SUNBURY - The Northumberland County sheriff has joined two county commissioners in a call to fire the county prison warden.

Robert J. Wolfe said it's not a reflection of the warden's work, but instead an effort to "promote harmony."

A motion made by Commissioner Chairman Vinny Clausi at Wednesday's meeting to terminate the employment of Warden Roy Johnson failed, with Wolfe voting yes for the first time alongside Clausi and Commissioner Stephen Bridy. The two commissioners have been vocal about their desire to remove the warden.

Four yes votes are needed to pass a motion within the seven-member prison board.

Controller Christopher Grayson and Commissioner Rick Shoch both voted no, citing the absence of District Attorney Ann Targonski.

"She indicated that she would not want these issues raised until she is here," said Grayson.

Shoch has previously defended Johnson amid the criticisms from Bridy and Clausi.

Targonski, who would have been at her first prison board meeting since her appointment as district attorney last month, notified the board she could not attend because she was scheduled to be in court.

She said later Wednesday she was prepared to vote on the matter, but she would not comment on which way she would have voted.

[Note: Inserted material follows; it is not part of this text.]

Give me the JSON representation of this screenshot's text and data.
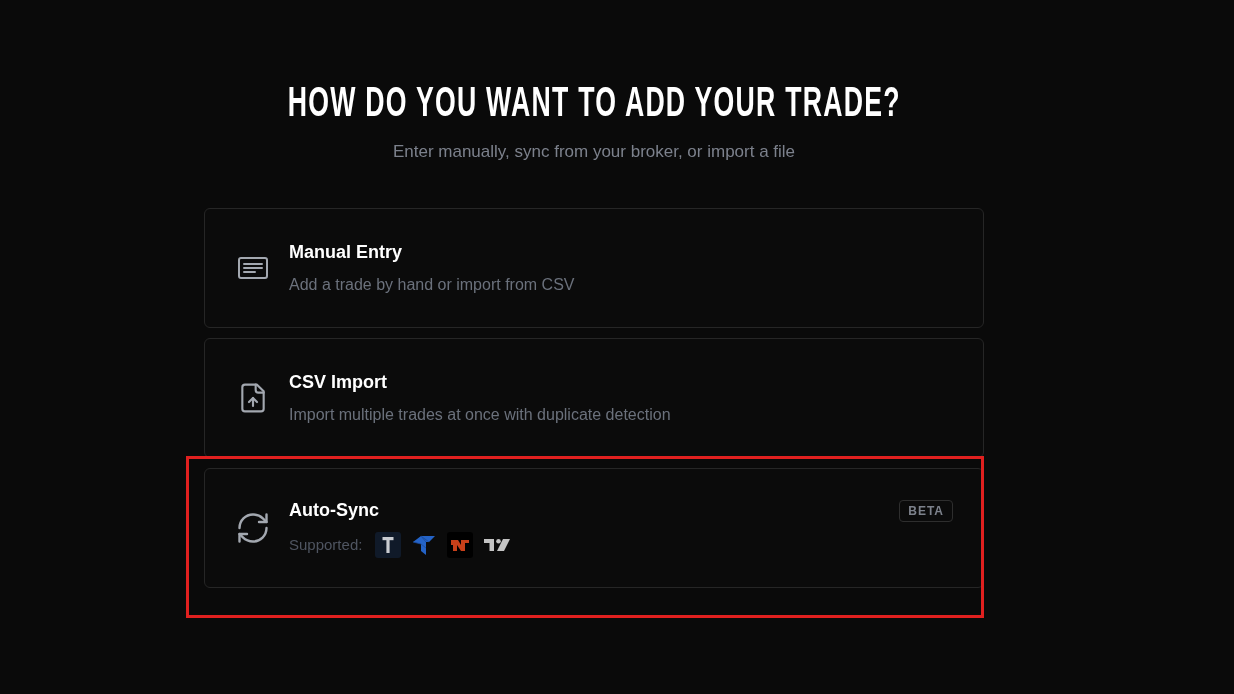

"I did feel that there needs to be a change in the way the prison board is handling issues," said Targonski. "I read the minutes from the last meeting. People are disrespectful of each other, and that's not the way public officials should be acting."

Targonski said she would be at the next meeting unless she is called away to work again.

Nothing personal

Clausi and Bridy participated in the meeting via speakerphone.

Wolfe, who abstained from voting when Clausi made a similar motion at July's meeting, said he likes Johnson very much, but thought bringing in a new warden would help resolve numerous issues at the prison as well as relieve some of the tension within the prison board.

"I believe change begins at the top," Wolfe said in an interview at his office later Wednesday. "Hopefully, problems at the prison will get better with different leadership in command of the place."

Wolfe was adamant he was making his decision independent of the rest of the board.

"We can't agree on things; we can't get a vote on things," said Wolfe. "I have no personal axes to grind with Roy Johnson. He did his best with the hand he was dealt."

Debate, discussion

Another motion made by Clausi, to limit public comment time, was also denied.

Shoch voted no because he thinks the motion is illegal, and Grayson and Wolfe abstained until they could seek legal advice. Bridy voted yes.

Clausi brought the motion to a vote after Shoch turned down the volume of the speakerphone during the public comment session at the beginning of the meeting.

Shoch said he was attempting to give Mustafa Abuomar his time to speak and that Clausi was interrupting Abuomar. Clausi felt as though he was not being heard because Shoch was responding to all of Abuomar's comments.

The public comment session lasted approximately 40 minutes; Abuomar occupied the podium the majority of the time.

Abuomar followed up on issues he has raised at previous meetings regarding religious expression and other policies at the prison. He compared the policies implemented since he spoke out in July as equivalent to passing an exam with a 61 percent.

Mary Ann Hubner, who has run prison programs, including a painting program through Rita's House, spoke up during the session in support of the warden.

"The warden's had an open door policy," said Hubner, adding that the warden was welcoming to volunteers implementing prison programs.

Wolfe noted after the meeting that such programs would continue regardless of who held the warden position.

After the citizen input session concluded, the board passed last meeting's minutes, with Clausi as the sole vote against the motion.

The Prime Care Medical Inc. report was passed, with Clausi again the sole dissenting vote. He said he called Prime Care but could not get any answers to his questions.

An executive session, lasting approximately 15 minutes, was then held to discuss litigation.

When the meeting resumed, a motion to approve the warden's report failed and the matter was tabled. Clausi voted no and Bridy voted no confidence.

The house arrest report was passed 8-0, as was the payroll report and the holding cell census.

House arrest report

Brian Updegrove, adult probation and parole supervisor, said the house arrest program had 64 participants during the past month and estimated it saved the county $76,615.

Clausi commented that he was happy the participation numbers had risen again.

The ratification of hires, resignations and terminations was tabled, with Clausi voting no and Bridy voting no confidence. Grayson abstained, citing a conflict of interest.

Election of a chairman was tabled again, until Targonski could be present. The board remains down one person because Judge William H. Wiest, who assumed the president judgeship earlier this year with Robert B. Sacavage's retirement, said he would not serve on the prison board, citing potential conflicts of interest.

With several unresolved items still on the agenda, the meeting ended after more than 90 minutes when Bridy said he had to leave to attend to another meeting. Clausi also hung up at this time.

A second public comment period did continue for at least 20 minutes.